- Bordetella (Kennel Cough) Vaccine: This is common if your dog often visits kennels, dog parks, or doggy daycare.
- Lyme Disease Vaccine: A Lyme disease vaccine might be necessary if your area or outdoor activities expose your dog to ticks.
Core Vaccines For Cats
Similarly to dogs, cats also get core vaccines:
- Feline Panleukopenia Virus (FPV) Vaccine: Commonly known as feline distemper, panleukopenia is a severe and often fatal cause of gastrointestinal distress in cats.
- Feline Calicivirus (FCV) Vaccine protects cats from upper respiratory infections.
- Feline Herpesvirus-1 (FHV-1) Vaccine: Also known as feline viral rhinotracheitis (FVR), it safeguards against respiratory and corneal infections.
- Rabies Vaccine: Similar to dogs, this is often mandated by law due to its risk to humans.
None-Core Vaccines for Cats
Non-core vaccines for cats could include the following, depending on your cat’s lifestyle and risk factors:
- Feline Leukemia (FeLV) Vaccine: If your cat spends time outdoors and comes into contact with other cats, this vaccine could be necessary.
- Feline Immunodeficiency Virus (FIV) Vaccine: This vaccine is for cats at risk of getting FIV, primarily those who spend time outdoors and may get into fights with potentially infected cats.
- Chlamydophila Felis Vaccine: This vaccine protects against the main cause of cat conjunctivitis. Each pet’s vaccination needs are unique.
Hence, it’s essential to consult a vet to develop a vaccination schedule that best suits your pet’s health requirements.
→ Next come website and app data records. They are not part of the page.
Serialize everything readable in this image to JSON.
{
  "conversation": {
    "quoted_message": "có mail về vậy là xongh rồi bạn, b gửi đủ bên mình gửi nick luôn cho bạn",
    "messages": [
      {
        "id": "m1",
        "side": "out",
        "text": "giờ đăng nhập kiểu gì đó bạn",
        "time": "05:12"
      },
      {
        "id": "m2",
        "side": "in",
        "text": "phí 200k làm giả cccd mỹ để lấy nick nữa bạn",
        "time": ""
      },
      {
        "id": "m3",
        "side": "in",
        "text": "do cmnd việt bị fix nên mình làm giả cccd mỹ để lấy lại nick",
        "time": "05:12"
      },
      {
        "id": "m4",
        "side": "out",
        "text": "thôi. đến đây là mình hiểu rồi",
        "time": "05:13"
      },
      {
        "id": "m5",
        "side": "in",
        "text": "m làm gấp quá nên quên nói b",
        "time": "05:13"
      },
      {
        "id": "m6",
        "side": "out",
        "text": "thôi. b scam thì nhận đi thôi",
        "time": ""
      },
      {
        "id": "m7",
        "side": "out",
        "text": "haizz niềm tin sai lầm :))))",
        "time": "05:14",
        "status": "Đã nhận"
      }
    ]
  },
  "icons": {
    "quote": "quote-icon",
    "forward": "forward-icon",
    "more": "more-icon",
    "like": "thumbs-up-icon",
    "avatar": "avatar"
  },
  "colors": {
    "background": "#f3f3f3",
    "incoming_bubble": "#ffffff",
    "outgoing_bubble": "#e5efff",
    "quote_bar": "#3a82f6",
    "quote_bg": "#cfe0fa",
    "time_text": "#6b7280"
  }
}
It’s a surefire way to help your beloved pets live a long, healthy life.
Vaccination Schedule for Puppies and Kittens
Proper timing is crucial for pet vaccinations. Puppies start their vaccines as young as six weeks, followed by every 2-4 weeks until they’re 16 weeks old. Dogs older than 16 weeks can start with two doses, 2-4 weeks apart. Kittens start their vaccines at around eight weeks old and follow a similar schedule.
Regular vet check-ups ensure that vaccination schedules are being adhered to and provide pet owners with an opportunity to address any health concerns they might have.
When visiting an Elk Grove animal wellness center, for instance, veterinary professionals will administer vaccinations and offer physical examinations, monitor the pet’s growth and changes, and provide tips for pet care at home.
Health Considerations During Vaccination
Before vaccinations, tests for parasites and deworming are necessary steps. It’s important to ensure pets aren’t carrying any parasites, which can interfere with their ability to handle a vaccination. It’s also important to monitor for side effects of vaccinations. Though rare, they can occur, and in such situations, a consultation with a vet is crucial.
With Elk Grove’s vet lab experts, pet owners can know that pre-vaccination protocols, such as blood work and parasite tests, are meticulously carried out to ensure a smooth and safe vaccination process.
Preventive Medicine and Pet Health
The aim of pet care isn’t only to treat illnesses but prevent them. Alongside vaccinations, preventive measures like deworming, flea control, and regular vet check-ups are crucial in maintaining pet health. Regular vet visits can catch health issues that might go unnoticed by pet owners, making early detection and treatment possible.
To conclude, vaccinations serve as the bedrock of disease prevention in pets. They are an indispensable part of pet health and greatly aid in ensuring a long, healthy life for our beloved furry companions. With a clear understanding of pet vaccinations, we can take a proactive approach to ensure their well-being.